An exact copy of every entry is needed here; the images stay out.

WORKING DATA –
━━━━━━━━━━━━━━━━

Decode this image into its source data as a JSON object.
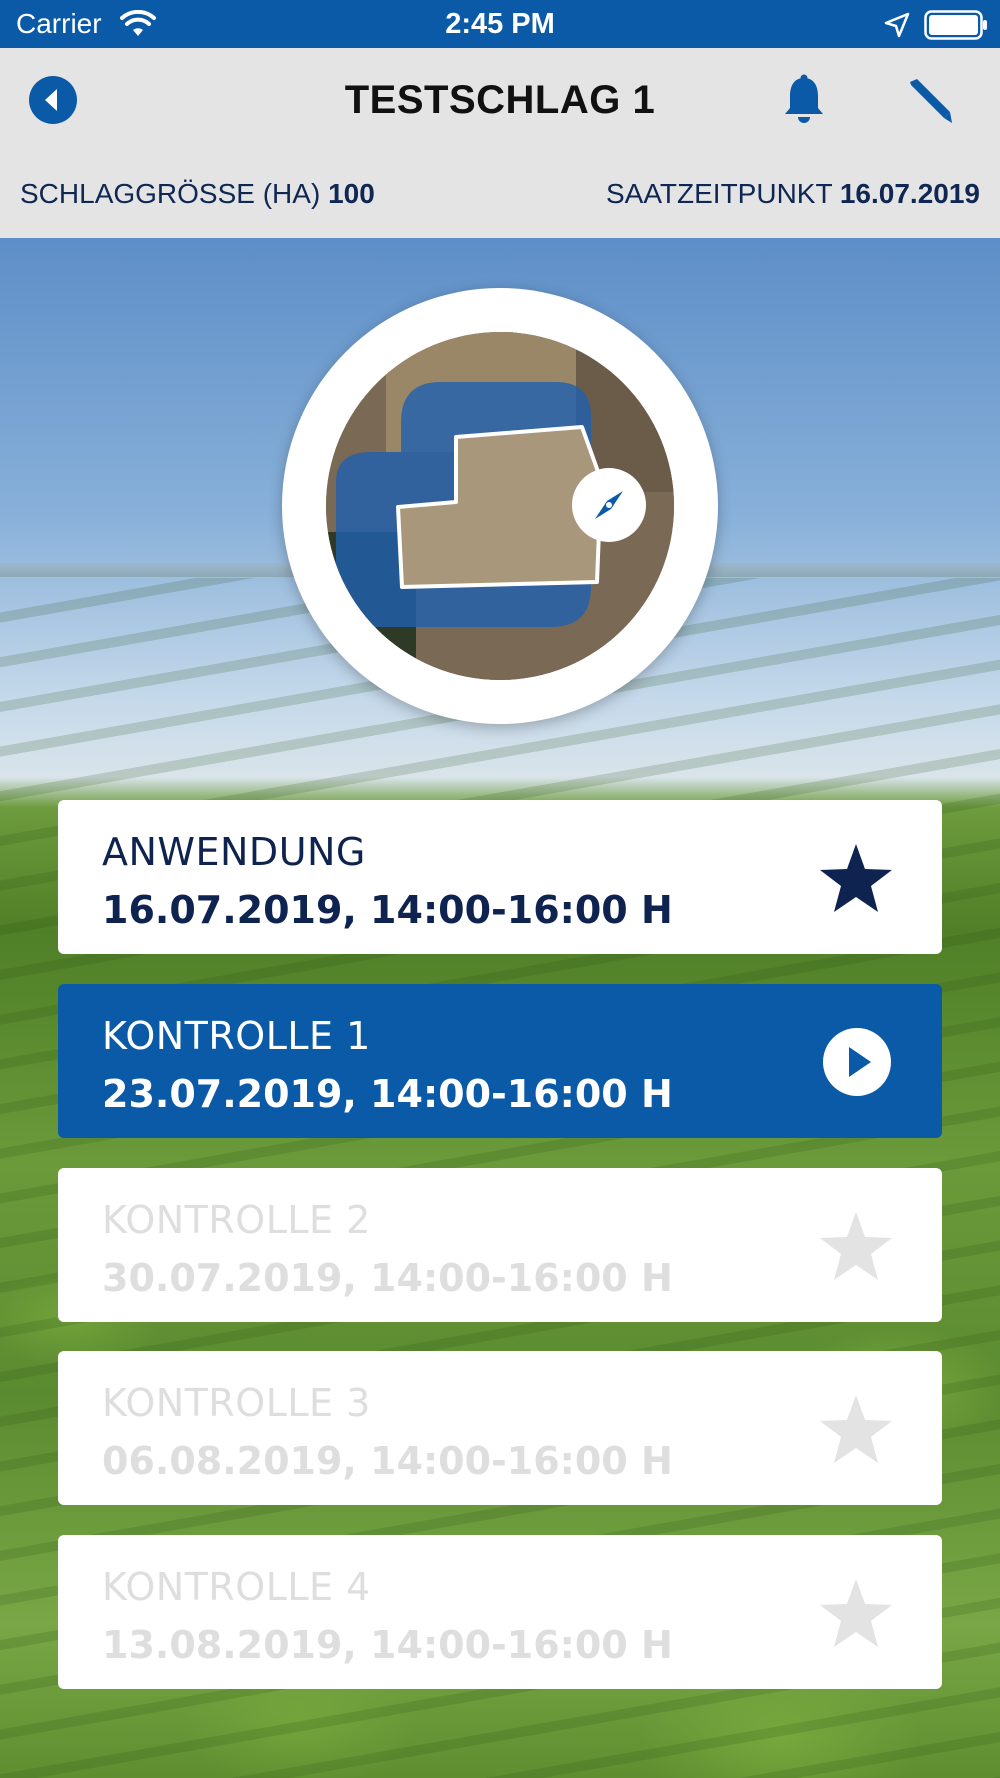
{
  "status_bar": {
    "carrier": "Carrier",
    "time": "2:45 PM",
    "icons": [
      "wifi-icon",
      "location-arrow-icon",
      "battery-icon"
    ]
  },
  "nav": {
    "title": "TESTSCHLAG 1",
    "icons": [
      "back-arrow-icon",
      "bell-icon",
      "pencil-icon"
    ]
  },
  "info": {
    "size_label": "SCHLAGGRÖSSE (HA)",
    "size_value": "100",
    "sowing_label": "SAATZEITPUNKT",
    "sowing_value": "16.07.2019"
  },
  "map": {
    "compass_icon": "compass-icon"
  },
  "sessions": [
    {
      "title": "ANWENDUNG",
      "date": "16.07.2019, 14:00-16:00 H",
      "state": "completed",
      "icon": "star-icon"
    },
    {
      "title": "KONTROLLE 1",
      "date": "23.07.2019, 14:00-16:00 H",
      "state": "active",
      "icon": "play-icon"
    },
    {
      "title": "KONTROLLE 2",
      "date": "30.07.2019, 14:00-16:00 H",
      "state": "disabled",
      "icon": "star-icon"
    },
    {
      "title": "KONTROLLE 3",
      "date": "06.08.2019, 14:00-16:00 H",
      "state": "disabled",
      "icon": "star-icon"
    },
    {
      "title": "KONTROLLE 4",
      "date": "13.08.2019, 14:00-16:00 H",
      "state": "disabled",
      "icon": "star-icon"
    }
  ],
  "colors": {
    "brand_blue": "#0a5aa8",
    "navy": "#0e2350",
    "disabled_text": "#dedede",
    "nav_background": "#e4e4e4"
  }
}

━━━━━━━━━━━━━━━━

ANSWER TO THIS EXERCISE –
Decode this image into its source data as a JSON object.
{
  "status_bar": {
    "carrier": "Carrier",
    "time": "2:45 PM",
    "icons": [
      "wifi-icon",
      "location-arrow-icon",
      "battery-icon"
    ]
  },
  "nav": {
    "title": "TESTSCHLAG 1",
    "icons": [
      "back-arrow-icon",
      "bell-icon",
      "pencil-icon"
    ]
  },
  "info": {
    "size_label": "SCHLAGGRÖSSE (HA)",
    "size_value": "100",
    "sowing_label": "SAATZEITPUNKT",
    "sowing_value": "16.07.2019"
  },
  "map": {
    "compass_icon": "compass-icon"
  },
  "sessions": [
    {
      "title": "ANWENDUNG",
      "date": "16.07.2019, 14:00-16:00 H",
      "state": "completed",
      "icon": "star-icon"
    },
    {
      "title": "KONTROLLE 1",
      "date": "23.07.2019, 14:00-16:00 H",
      "state": "active",
      "icon": "play-icon"
    },
    {
      "title": "KONTROLLE 2",
      "date": "30.07.2019, 14:00-16:00 H",
      "state": "disabled",
      "icon": "star-icon"
    },
    {
      "title": "KONTROLLE 3",
      "date": "06.08.2019, 14:00-16:00 H",
      "state": "disabled",
      "icon": "star-icon"
    },
    {
      "title": "KONTROLLE 4",
      "date": "13.08.2019, 14:00-16:00 H",
      "state": "disabled",
      "icon": "star-icon"
    }
  ],
  "colors": {
    "brand_blue": "#0a5aa8",
    "navy": "#0e2350",
    "disabled_text": "#dedede",
    "nav_background": "#e4e4e4"
  }
}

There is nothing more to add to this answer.